Here are explained some usefull terms.

PD code and EM code

EM code (Ewing-Millett code) and PD code (planar diagram code) are methods of descirbing knots in detail.
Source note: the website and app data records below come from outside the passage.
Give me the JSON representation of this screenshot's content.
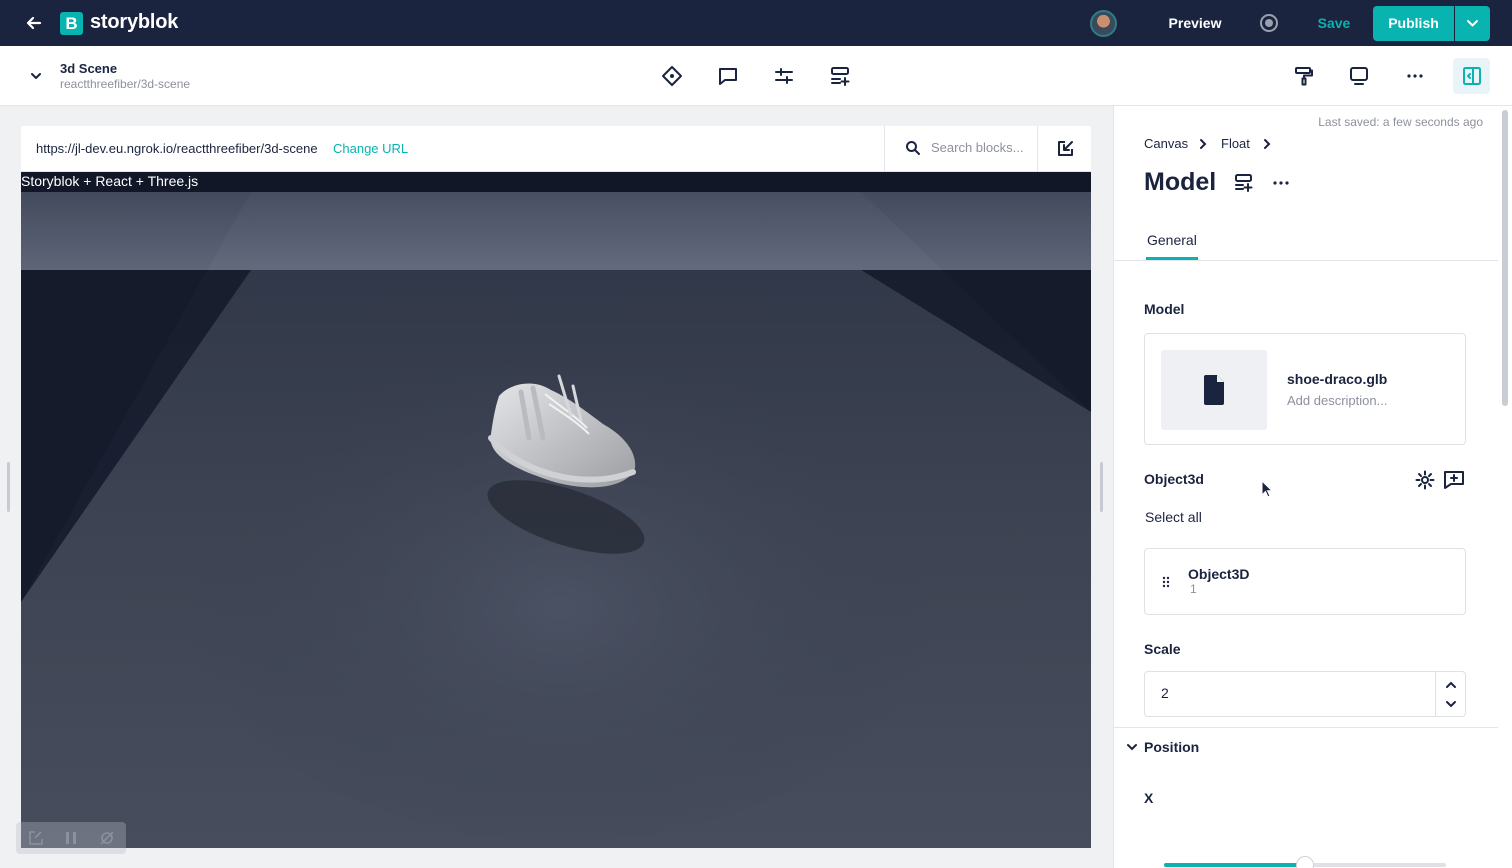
{
  "topbar": {
    "logo_mark": "B",
    "logo_text": "storyblok",
    "preview_label": "Preview",
    "save_label": "Save",
    "publish_label": "Publish",
    "icons": [
      "back-arrow-icon",
      "record-icon",
      "chevron-down-icon"
    ]
  },
  "story": {
    "title": "3d Scene",
    "slug": "reactthreefiber/3d-scene"
  },
  "toolbar": {
    "icons": [
      "diamond-icon",
      "comment-icon",
      "sliders-icon",
      "add-block-icon",
      "paint-roller-icon",
      "screen-icon",
      "more-icon",
      "sidebar-toggle-icon"
    ]
  },
  "preview": {
    "url": "https://jl-dev.eu.ngrok.io/reactthreefiber/3d-scene",
    "change_url_label": "Change URL",
    "search_placeholder": "Search blocks...",
    "scene_title": "Storyblok + React + Three.js"
  },
  "panel": {
    "last_saved": "Last saved: a few seconds ago",
    "breadcrumb": [
      "Canvas",
      "Float"
    ],
    "title": "Model",
    "tabs": [
      "General"
    ],
    "model_label": "Model",
    "asset": {
      "name": "shoe-draco.glb",
      "description_placeholder": "Add description..."
    },
    "object3d_label": "Object3d",
    "select_all_label": "Select all",
    "object_item": {
      "name": "Object3D",
      "count": "1"
    },
    "scale_label": "Scale",
    "scale_value": "2",
    "position_label": "Position",
    "x_label": "X",
    "x_slider_fraction": 0.5
  },
  "colors": {
    "brand": "#09b3af",
    "topbar": "#1b243f"
  }
}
To find EM code of your knot diagram:

  • Give each crossing a number,

  • Give each crossing a sign according to,

  • For each crossing:

    • Name “a” direction of outgoing overpassing arc,

    • Name every other direction in a clockwise order “b”, “c” and “d”,

    • In this way, every arc – by which we mean here continuous piece of chain between two neighbour crossings – consists of two ends, each described by a number and a letter.

  • A code for a crossing consists of its number, its sign, and four two-character descriptions of opposite ends of four arcs coming out of the crossing (in order “a”, “b”, “c”, “d”).

  • A code for a structure consists of a list of codes for crossings.

EM code

Finding PD code is easier:

  • Go along the structure according to its orientation and after each crossing asign next number to it (starting from 1).

  • Each crossing is described by “X” symbol with numbers of its neighbouring arcs: counter-clockwise starting from ingoing underpassing.

  • Structure code is described by a list of its crossings.

In case of spatial graphs (theta-curves, handcuffs) PD code can be extended. In such a case every vertex connected to three arcs is described by “V” symbol with numbers of its neighbouring arcs in any order.

PD code

Reidemeister moves

Set of basic moves that change knot diagram but doesn’t alter knot topology.

Reidemeister moves

Three types of Reidemeister moves

KMT algorithm

Based on Koniaris’s and Muthukamar’s method. This algorithm analyzes all triangles in a chain made by three consecutive points, and removes the middle point in case a given triangle is not intersected by any other segment of the chain. In effect, after a number of iterations, the initial chain is replaced by (much) shorter and simpler chain of the same topological type.

KMT algorithm

Representation of KMT algorithm